Interface dataset entries
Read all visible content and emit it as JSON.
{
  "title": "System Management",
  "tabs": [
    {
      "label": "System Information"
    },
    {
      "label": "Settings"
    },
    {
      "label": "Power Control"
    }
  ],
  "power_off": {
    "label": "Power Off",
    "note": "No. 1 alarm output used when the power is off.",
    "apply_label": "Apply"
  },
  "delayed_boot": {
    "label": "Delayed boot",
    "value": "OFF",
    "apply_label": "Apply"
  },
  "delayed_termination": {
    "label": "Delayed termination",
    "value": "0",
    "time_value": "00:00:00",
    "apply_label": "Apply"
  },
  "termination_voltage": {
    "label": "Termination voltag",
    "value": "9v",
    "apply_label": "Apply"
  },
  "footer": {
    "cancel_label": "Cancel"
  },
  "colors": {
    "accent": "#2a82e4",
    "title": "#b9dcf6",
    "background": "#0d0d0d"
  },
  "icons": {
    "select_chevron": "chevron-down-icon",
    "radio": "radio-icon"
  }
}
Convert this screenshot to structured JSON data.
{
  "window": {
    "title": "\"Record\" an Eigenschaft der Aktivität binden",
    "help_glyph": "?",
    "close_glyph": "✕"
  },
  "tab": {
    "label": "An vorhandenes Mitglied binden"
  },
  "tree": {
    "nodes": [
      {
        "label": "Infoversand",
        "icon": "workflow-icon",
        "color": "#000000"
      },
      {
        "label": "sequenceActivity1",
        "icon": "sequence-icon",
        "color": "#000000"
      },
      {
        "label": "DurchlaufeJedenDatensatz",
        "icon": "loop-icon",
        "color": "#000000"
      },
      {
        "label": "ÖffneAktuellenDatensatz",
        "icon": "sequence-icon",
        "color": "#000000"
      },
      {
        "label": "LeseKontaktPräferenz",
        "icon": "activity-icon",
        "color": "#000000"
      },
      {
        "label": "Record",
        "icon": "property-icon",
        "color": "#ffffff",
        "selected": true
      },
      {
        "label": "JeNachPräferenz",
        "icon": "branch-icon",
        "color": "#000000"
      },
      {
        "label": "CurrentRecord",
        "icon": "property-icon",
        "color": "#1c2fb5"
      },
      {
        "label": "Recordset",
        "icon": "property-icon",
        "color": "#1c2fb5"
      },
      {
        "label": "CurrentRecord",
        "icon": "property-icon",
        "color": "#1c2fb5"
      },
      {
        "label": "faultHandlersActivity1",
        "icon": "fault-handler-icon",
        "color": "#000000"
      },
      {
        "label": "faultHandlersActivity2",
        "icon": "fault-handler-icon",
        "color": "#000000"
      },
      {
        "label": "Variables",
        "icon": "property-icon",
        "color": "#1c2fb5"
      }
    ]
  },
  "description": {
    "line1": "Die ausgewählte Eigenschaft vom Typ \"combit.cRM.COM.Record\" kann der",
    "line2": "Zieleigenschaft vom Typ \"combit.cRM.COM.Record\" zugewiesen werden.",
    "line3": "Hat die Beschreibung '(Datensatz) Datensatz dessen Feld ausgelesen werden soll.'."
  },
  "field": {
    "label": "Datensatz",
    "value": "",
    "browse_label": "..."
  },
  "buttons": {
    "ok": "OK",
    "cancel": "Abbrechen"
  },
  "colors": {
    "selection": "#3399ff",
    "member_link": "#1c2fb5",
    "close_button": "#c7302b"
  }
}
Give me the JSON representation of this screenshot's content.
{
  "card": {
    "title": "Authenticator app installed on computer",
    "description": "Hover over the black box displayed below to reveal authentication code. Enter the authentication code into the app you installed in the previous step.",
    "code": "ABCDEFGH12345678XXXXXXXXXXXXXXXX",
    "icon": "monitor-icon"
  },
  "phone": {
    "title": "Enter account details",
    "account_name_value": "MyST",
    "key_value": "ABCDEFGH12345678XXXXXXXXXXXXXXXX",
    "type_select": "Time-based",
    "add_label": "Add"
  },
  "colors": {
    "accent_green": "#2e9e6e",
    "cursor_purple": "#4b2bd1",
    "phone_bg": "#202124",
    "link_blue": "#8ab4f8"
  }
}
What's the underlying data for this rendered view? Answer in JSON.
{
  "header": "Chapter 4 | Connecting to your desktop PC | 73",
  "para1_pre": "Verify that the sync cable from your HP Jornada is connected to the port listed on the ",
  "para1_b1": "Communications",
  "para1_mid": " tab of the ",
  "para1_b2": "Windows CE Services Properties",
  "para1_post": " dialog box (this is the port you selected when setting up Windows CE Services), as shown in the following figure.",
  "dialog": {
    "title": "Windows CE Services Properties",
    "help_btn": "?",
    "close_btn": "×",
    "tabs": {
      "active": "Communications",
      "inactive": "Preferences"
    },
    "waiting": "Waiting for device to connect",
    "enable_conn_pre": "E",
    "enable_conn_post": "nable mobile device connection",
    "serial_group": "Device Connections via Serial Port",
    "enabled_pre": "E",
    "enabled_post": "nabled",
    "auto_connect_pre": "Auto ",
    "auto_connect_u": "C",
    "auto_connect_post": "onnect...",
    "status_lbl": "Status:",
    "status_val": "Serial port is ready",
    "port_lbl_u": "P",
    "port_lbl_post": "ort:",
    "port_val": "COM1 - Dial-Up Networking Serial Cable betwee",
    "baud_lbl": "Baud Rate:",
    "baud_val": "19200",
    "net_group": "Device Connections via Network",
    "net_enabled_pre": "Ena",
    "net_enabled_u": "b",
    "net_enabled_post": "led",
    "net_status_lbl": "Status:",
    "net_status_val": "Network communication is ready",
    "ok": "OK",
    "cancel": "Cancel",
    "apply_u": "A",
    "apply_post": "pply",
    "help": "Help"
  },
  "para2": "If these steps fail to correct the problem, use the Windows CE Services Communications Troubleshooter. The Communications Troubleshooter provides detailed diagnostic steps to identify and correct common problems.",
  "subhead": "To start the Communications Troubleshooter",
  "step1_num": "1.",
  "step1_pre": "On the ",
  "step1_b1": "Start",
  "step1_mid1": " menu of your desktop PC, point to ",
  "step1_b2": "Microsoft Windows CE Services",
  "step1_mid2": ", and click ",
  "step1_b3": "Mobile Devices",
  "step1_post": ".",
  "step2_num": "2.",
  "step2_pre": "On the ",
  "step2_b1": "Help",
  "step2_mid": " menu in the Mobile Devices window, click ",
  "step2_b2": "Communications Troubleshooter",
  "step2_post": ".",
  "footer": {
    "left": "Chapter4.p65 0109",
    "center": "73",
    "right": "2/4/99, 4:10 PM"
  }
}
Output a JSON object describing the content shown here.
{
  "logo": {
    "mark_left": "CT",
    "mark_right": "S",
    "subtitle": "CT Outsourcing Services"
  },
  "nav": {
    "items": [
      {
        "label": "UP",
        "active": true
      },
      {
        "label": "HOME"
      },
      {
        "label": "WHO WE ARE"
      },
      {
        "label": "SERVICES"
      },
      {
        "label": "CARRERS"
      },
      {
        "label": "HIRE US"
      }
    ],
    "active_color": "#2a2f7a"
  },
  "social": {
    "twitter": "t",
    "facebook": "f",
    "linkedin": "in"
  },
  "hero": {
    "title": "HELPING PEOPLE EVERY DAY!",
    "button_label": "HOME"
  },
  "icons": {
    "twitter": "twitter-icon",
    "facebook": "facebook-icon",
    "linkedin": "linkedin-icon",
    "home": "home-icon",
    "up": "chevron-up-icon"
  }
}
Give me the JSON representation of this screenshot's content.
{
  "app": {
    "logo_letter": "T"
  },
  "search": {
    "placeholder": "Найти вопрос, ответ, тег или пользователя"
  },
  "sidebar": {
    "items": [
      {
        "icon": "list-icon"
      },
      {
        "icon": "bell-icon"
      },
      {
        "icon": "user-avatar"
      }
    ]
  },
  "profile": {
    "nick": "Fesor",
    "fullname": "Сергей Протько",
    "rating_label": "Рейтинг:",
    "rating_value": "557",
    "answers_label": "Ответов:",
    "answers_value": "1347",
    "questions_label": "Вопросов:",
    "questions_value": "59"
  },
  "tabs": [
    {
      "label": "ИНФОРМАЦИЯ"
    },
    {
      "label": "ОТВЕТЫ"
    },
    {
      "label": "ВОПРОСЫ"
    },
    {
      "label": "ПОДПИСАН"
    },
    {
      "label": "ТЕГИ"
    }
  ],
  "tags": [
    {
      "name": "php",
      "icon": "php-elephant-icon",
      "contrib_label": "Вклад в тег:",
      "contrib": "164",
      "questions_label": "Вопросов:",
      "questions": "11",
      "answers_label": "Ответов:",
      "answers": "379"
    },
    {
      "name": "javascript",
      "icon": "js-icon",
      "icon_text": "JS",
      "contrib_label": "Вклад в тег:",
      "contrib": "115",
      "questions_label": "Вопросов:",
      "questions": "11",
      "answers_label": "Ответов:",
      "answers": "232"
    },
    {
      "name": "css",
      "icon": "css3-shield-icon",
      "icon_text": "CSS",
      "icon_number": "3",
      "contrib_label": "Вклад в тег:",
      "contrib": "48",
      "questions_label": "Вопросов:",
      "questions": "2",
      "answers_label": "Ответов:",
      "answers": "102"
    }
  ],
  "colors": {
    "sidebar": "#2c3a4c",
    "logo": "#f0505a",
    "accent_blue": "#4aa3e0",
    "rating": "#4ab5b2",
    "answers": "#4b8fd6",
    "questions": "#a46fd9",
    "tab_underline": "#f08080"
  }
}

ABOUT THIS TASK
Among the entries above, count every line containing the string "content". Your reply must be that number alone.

YOUR SOLUTION
4